Of course, it is difficult and very sad for people working in companies who arrive at the position in which the workers in Irish Steel or TEAM Aer Lingus find themselves. We are in a huge process of change in semi-State companies, with very difficult times ahead, even with the achievement of cost savings that must be effected. I repeat, that there is no joy in having to say that.

I fully recognise the concerns of both Deputies who have spoken and others in this area and there should be no doubt about what that prospect means. It means the immediate closure of the plant if the £8.4 million savings and the loss of all 560 jobs are not accepted. In addition, job losses would be inevitable in other local industries which supply goods and services to the company. Admittedly, there are job losses envisaged under the cost savings plan but there is a very big difference between the redundancies envisaged in the plan and the 560 job losses which closure of the plant would entail.

As both Deputies will be fully aware, the steel market continues to be extremely difficult and a successful outcome of the European Commission's [2216] restructuring plan for the industry remains far from certain. There will be a meeting of Industry Council Ministers on Tuesday or Wednesday of next week in Luxembourg who will be discussing the steel plan to ascertain whether further progress can be made. An improvement in steel prices might be expected to follow from its successful implementation which, of course, would be of benefit to Irish Steel which continues to make losses at the rate of £1 million per month on average. Sadly, that was the same statistic referred to in the House earlier today in the case of TEAM Aer Lingus. I need hardly say that, given this scale of losses, an improvement in steel prices in itself would not be sufficient to stop the outflow of funds from the company. That is why it is imperative that agreement be reached on the cost savings plan by 30 June, which deadline must be rigidly adhered to. The scale of the company's losses does not allow that deadline to be extended. Time is fast running out and it appears that very little progress has been made to date.

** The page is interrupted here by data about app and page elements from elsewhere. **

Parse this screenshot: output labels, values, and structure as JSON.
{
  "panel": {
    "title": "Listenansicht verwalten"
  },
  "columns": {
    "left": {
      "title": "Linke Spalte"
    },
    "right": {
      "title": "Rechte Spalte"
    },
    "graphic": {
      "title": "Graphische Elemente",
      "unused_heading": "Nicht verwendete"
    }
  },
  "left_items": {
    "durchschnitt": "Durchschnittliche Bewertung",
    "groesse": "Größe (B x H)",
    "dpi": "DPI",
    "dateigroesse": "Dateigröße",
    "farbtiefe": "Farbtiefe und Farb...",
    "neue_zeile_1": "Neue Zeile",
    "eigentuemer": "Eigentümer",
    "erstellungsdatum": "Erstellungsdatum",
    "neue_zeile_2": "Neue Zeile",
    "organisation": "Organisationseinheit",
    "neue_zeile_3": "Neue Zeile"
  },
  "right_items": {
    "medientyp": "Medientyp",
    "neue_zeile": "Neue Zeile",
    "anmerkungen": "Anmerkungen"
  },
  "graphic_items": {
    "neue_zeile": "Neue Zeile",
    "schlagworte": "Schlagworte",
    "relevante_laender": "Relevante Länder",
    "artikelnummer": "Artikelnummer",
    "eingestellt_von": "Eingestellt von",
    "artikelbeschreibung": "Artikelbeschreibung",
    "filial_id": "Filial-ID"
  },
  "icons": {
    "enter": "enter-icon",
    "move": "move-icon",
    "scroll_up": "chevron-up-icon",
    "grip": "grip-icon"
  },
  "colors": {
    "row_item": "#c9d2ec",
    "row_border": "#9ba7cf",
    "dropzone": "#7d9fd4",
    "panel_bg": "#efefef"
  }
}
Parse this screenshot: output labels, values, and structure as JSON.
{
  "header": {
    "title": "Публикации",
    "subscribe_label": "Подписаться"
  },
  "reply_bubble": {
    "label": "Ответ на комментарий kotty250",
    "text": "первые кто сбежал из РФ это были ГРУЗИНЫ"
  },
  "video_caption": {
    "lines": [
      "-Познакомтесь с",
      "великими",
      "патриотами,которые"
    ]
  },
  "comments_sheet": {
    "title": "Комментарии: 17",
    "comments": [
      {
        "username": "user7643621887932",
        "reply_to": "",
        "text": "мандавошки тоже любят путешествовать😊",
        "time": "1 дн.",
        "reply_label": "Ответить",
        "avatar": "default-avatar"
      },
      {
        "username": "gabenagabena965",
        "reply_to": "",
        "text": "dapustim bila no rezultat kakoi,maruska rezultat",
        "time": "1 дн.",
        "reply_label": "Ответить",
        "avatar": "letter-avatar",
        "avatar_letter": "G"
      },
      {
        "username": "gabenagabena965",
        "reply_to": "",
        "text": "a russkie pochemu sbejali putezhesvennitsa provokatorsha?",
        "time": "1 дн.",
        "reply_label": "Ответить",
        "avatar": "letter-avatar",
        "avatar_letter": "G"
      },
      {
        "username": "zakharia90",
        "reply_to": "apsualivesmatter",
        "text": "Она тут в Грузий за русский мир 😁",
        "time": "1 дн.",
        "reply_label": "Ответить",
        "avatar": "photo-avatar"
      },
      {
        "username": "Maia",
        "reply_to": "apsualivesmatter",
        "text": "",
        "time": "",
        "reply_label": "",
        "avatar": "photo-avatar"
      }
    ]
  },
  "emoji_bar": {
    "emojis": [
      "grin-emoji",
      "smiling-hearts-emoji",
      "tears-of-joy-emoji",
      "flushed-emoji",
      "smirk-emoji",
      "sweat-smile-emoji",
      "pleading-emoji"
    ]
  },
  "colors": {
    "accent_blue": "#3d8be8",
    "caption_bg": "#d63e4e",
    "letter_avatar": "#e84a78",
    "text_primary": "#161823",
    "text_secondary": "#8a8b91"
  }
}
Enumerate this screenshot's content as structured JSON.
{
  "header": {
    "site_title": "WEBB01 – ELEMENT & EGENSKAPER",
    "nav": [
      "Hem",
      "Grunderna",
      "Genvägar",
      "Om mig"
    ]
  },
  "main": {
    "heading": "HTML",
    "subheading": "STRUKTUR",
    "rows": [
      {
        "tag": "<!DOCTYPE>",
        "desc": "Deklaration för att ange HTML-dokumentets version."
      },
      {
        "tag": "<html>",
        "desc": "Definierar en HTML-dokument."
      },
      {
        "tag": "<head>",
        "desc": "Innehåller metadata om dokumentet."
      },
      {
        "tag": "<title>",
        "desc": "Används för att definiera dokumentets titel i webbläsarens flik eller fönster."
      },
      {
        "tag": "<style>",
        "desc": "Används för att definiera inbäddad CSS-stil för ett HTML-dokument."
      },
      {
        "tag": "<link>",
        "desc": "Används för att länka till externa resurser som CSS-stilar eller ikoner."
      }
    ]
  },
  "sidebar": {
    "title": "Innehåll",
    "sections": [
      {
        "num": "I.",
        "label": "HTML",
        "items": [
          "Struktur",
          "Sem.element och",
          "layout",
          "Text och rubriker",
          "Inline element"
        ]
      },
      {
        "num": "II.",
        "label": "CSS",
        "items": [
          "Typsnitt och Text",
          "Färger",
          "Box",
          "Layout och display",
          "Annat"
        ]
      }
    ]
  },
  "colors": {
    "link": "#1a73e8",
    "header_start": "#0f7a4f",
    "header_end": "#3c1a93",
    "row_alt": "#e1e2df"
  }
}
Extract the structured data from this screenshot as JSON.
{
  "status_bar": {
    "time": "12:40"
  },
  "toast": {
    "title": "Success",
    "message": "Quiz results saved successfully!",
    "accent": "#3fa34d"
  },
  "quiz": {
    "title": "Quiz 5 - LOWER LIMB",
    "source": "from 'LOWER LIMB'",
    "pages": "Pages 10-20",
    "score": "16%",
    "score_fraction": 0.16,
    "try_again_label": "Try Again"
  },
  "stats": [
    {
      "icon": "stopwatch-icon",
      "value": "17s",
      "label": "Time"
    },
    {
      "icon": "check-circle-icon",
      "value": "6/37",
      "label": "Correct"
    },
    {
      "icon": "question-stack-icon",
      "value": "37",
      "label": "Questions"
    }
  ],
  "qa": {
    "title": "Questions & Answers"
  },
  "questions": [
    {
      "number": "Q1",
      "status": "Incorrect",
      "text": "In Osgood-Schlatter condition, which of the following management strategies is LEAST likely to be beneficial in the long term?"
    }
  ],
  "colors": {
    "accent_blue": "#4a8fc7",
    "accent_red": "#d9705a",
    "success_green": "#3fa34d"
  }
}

The Labour Relations Commission should be used to progress discussions in a structured manner, involving all unions. In recent discussions, the Minister for Enterprise and Employment, Deputy Quinn, confirmed to the new chief executive officer, Mr. Dineen, that unless agreement is reached on the full implementation of the plan by the end of this month, there can be no question of the Government considering further investment in Irish Steel Limited.

Because of the regime on State aid operated by the European Commission for the steel industry it would be necessary to secure the unanimous approval of the other member states to any further State investment in Irish Steel. An important aspect of obtaining this approval would be to show that Irish Steel can function as a viable commercial entity, that it has a commercial future ahead in the marketplace. As it now stands, Irish Steel is not viable and cannot hope to be unless the £8.4 million cost savings plan is agreed and implemented in full as soon as possible.

[2217] While not wanting to appear to repeat the point for the sake of repetition, there can be no doubt about the consequences of not reaching agreement within the next two weeks on the company's cost savings plan, which would be the total and immediate closure of Irish Steel. It is a frightening prospect for all concerned, particularly for the workers and management of the company, but is a very real possibility unless reason prevails and serious negotiations are embarked on immediately by all the unions. I repeat, the Labour Relations Commission is ready, available and should be resorted to to progress discussions in a structured manner involving all the unions.

I thank the two Deputies who raised the matter. This company has been the subject of many parliamentary questions, Adjournment Debates and other debates in this House, which is as it should be. It is only right that Deputies should express the concerns of their constituents, one of the best ways of ensuring that the workings of this House are seen to be relevant. Equally it is necessary that there be honesty all round in openly stating the position in the House.